* **YOUR OBJECTIVE**:
Exact repetition is the task: copy every entry below.

┌─ EXTRACTED ENTRIES

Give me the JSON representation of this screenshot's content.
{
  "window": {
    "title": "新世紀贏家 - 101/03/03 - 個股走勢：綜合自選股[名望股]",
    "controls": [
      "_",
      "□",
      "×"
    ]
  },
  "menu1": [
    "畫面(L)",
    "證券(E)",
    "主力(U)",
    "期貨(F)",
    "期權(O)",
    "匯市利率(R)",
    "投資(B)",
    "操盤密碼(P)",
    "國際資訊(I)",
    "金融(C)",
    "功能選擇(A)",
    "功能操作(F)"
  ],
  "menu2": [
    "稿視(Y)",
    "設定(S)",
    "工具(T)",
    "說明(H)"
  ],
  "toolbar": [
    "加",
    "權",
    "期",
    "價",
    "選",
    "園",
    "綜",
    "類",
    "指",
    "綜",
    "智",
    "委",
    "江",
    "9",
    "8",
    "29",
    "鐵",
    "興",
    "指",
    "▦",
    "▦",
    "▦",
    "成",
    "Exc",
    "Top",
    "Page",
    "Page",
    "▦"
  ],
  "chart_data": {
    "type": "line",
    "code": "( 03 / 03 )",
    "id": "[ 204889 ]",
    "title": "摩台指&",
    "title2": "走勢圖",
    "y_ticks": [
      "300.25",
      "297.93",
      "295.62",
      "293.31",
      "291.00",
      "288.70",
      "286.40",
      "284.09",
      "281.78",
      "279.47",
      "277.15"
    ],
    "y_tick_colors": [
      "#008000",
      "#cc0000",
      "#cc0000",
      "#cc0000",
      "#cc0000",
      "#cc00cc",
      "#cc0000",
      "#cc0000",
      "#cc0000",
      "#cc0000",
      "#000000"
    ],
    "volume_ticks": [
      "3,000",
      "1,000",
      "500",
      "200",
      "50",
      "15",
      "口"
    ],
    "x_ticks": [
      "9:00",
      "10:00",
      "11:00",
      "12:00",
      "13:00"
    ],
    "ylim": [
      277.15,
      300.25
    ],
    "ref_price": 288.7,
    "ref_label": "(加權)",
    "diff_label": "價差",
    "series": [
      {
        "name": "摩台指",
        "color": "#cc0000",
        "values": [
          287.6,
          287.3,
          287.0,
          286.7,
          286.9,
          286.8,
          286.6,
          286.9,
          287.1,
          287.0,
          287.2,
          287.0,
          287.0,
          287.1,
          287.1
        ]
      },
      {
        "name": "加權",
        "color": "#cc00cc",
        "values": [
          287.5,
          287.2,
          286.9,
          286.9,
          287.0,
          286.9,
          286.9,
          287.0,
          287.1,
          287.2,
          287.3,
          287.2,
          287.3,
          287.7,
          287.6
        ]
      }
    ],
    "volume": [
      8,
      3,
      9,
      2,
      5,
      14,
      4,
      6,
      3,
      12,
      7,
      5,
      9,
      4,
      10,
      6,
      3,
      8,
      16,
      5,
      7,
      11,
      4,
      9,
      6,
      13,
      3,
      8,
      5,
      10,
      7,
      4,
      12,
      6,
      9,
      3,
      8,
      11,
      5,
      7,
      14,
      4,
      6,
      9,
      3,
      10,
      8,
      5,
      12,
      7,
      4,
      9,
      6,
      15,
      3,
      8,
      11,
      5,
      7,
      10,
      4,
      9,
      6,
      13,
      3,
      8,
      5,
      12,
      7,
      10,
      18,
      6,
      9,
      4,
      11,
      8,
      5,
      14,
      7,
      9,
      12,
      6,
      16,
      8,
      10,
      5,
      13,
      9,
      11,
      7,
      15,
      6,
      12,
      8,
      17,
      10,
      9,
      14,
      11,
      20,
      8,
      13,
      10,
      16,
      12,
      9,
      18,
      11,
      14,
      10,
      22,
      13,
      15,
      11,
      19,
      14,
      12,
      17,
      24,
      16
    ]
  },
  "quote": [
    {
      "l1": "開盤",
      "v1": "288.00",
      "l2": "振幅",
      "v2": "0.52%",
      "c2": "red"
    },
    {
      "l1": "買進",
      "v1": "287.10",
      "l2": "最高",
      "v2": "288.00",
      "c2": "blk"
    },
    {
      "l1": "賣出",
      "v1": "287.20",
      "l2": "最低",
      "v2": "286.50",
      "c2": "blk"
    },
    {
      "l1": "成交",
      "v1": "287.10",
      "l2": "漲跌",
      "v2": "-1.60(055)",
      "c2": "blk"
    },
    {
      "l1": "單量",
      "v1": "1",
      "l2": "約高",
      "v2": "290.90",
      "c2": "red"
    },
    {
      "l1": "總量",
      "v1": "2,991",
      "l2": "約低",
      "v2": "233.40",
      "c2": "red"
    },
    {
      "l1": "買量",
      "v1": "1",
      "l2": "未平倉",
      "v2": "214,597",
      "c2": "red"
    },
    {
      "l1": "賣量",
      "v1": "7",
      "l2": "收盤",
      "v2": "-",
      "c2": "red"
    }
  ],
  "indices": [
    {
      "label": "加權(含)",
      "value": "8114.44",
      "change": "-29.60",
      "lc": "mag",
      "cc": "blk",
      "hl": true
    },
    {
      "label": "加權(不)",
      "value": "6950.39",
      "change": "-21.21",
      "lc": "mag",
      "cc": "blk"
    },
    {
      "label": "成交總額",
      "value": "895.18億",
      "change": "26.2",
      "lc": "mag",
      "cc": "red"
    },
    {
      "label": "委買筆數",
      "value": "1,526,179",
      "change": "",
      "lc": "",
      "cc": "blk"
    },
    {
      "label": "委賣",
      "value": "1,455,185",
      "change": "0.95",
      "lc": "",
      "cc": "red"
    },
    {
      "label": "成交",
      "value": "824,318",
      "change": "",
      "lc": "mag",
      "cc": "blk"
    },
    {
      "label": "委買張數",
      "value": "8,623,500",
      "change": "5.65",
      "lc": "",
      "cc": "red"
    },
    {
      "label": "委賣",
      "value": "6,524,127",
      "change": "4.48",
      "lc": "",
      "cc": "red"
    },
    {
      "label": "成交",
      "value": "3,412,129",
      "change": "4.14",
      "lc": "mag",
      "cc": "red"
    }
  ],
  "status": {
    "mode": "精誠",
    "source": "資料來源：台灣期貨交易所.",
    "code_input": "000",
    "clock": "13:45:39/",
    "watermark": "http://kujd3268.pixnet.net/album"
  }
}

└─

* **TASK OUTPUT**:
Give me the JSON representation of this screenshot's content.
{
  "window": {
    "title": "新世紀贏家 - 101/03/03 - 個股走勢：綜合自選股[名望股]",
    "controls": [
      "_",
      "□",
      "×"
    ]
  },
  "menu1": [
    "畫面(L)",
    "證券(E)",
    "主力(U)",
    "期貨(F)",
    "期權(O)",
    "匯市利率(R)",
    "投資(B)",
    "操盤密碼(P)",
    "國際資訊(I)",
    "金融(C)",
    "功能選擇(A)",
    "功能操作(F)"
  ],
  "menu2": [
    "稿視(Y)",
    "設定(S)",
    "工具(T)",
    "說明(H)"
  ],
  "toolbar": [
    "加",
    "權",
    "期",
    "價",
    "選",
    "園",
    "綜",
    "類",
    "指",
    "綜",
    "智",
    "委",
    "江",
    "9",
    "8",
    "29",
    "鐵",
    "興",
    "指",
    "▦",
    "▦",
    "▦",
    "成",
    "Exc",
    "Top",
    "Page",
    "Page",
    "▦"
  ],
  "chart_data": {
    "type": "line",
    "code": "( 03 / 03 )",
    "id": "[ 204889 ]",
    "title": "摩台指&",
    "title2": "走勢圖",
    "y_ticks": [
      "300.25",
      "297.93",
      "295.62",
      "293.31",
      "291.00",
      "288.70",
      "286.40",
      "284.09",
      "281.78",
      "279.47",
      "277.15"
    ],
    "y_tick_colors": [
      "#008000",
      "#cc0000",
      "#cc0000",
      "#cc0000",
      "#cc0000",
      "#cc00cc",
      "#cc0000",
      "#cc0000",
      "#cc0000",
      "#cc0000",
      "#000000"
    ],
    "volume_ticks": [
      "3,000",
      "1,000",
      "500",
      "200",
      "50",
      "15",
      "口"
    ],
    "x_ticks": [
      "9:00",
      "10:00",
      "11:00",
      "12:00",
      "13:00"
    ],
    "ylim": [
      277.15,
      300.25
    ],
    "ref_price": 288.7,
    "ref_label": "(加權)",
    "diff_label": "價差",
    "series": [
      {
        "name": "摩台指",
        "color": "#cc0000",
        "values": [
          287.6,
          287.3,
          287.0,
          286.7,
          286.9,
          286.8,
          286.6,
          286.9,
          287.1,
          287.0,
          287.2,
          287.0,
          287.0,
          287.1,
          287.1
        ]
      },
      {
        "name": "加權",
        "color": "#cc00cc",
        "values": [
          287.5,
          287.2,
          286.9,
          286.9,
          287.0,
          286.9,
          286.9,
          287.0,
          287.1,
          287.2,
          287.3,
          287.2,
          287.3,
          287.7,
          287.6
        ]
      }
    ],
    "volume": [
      8,
      3,
      9,
      2,
      5,
      14,
      4,
      6,
      3,
      12,
      7,
      5,
      9,
      4,
      10,
      6,
      3,
      8,
      16,
      5,
      7,
      11,
      4,
      9,
      6,
      13,
      3,
      8,
      5,
      10,
      7,
      4,
      12,
      6,
      9,
      3,
      8,
      11,
      5,
      7,
      14,
      4,
      6,
      9,
      3,
      10,
      8,
      5,
      12,
      7,
      4,
      9,
      6,
      15,
      3,
      8,
      11,
      5,
      7,
      10,
      4,
      9,
      6,
      13,
      3,
      8,
      5,
      12,
      7,
      10,
      18,
      6,
      9,
      4,
      11,
      8,
      5,
      14,
      7,
      9,
      12,
      6,
      16,
      8,
      10,
      5,
      13,
      9,
      11,
      7,
      15,
      6,
      12,
      8,
      17,
      10,
      9,
      14,
      11,
      20,
      8,
      13,
      10,
      16,
      12,
      9,
      18,
      11,
      14,
      10,
      22,
      13,
      15,
      11,
      19,
      14,
      12,
      17,
      24,
      16
    ]
  },
  "quote": [
    {
      "l1": "開盤",
      "v1": "288.00",
      "l2": "振幅",
      "v2": "0.52%",
      "c2": "red"
    },
    {
      "l1": "買進",
      "v1": "287.10",
      "l2": "最高",
      "v2": "288.00",
      "c2": "blk"
    },
    {
      "l1": "賣出",
      "v1": "287.20",
      "l2": "最低",
      "v2": "286.50",
      "c2": "blk"
    },
    {
      "l1": "成交",
      "v1": "287.10",
      "l2": "漲跌",
      "v2": "-1.60(055)",
      "c2": "blk"
    },
    {
      "l1": "單量",
      "v1": "1",
      "l2": "約高",
      "v2": "290.90",
      "c2": "red"
    },
    {
      "l1": "總量",
      "v1": "2,991",
      "l2": "約低",
      "v2": "233.40",
      "c2": "red"
    },
    {
      "l1": "買量",
      "v1": "1",
      "l2": "未平倉",
      "v2": "214,597",
      "c2": "red"
    },
    {
      "l1": "賣量",
      "v1": "7",
      "l2": "收盤",
      "v2": "-",
      "c2": "red"
    }
  ],
  "indices": [
    {
      "label": "加權(含)",
      "value": "8114.44",
      "change": "-29.60",
      "lc": "mag",
      "cc": "blk",
      "hl": true
    },
    {
      "label": "加權(不)",
      "value": "6950.39",
      "change": "-21.21",
      "lc": "mag",
      "cc": "blk"
    },
    {
      "label": "成交總額",
      "value": "895.18億",
      "change": "26.2",
      "lc": "mag",
      "cc": "red"
    },
    {
      "label": "委買筆數",
      "value": "1,526,179",
      "change": "",
      "lc": "",
      "cc": "blk"
    },
    {
      "label": "委賣",
      "value": "1,455,185",
      "change": "0.95",
      "lc": "",
      "cc": "red"
    },
    {
      "label": "成交",
      "value": "824,318",
      "change": "",
      "lc": "mag",
      "cc": "blk"
    },
    {
      "label": "委買張數",
      "value": "8,623,500",
      "change": "5.65",
      "lc": "",
      "cc": "red"
    },
    {
      "label": "委賣",
      "value": "6,524,127",
      "change": "4.48",
      "lc": "",
      "cc": "red"
    },
    {
      "label": "成交",
      "value": "3,412,129",
      "change": "4.14",
      "lc": "mag",
      "cc": "red"
    }
  ],
  "status": {
    "mode": "精誠",
    "source": "資料來源：台灣期貨交易所.",
    "code_input": "000",
    "clock": "13:45:39/",
    "watermark": "http://kujd3268.pixnet.net/album"
  }
}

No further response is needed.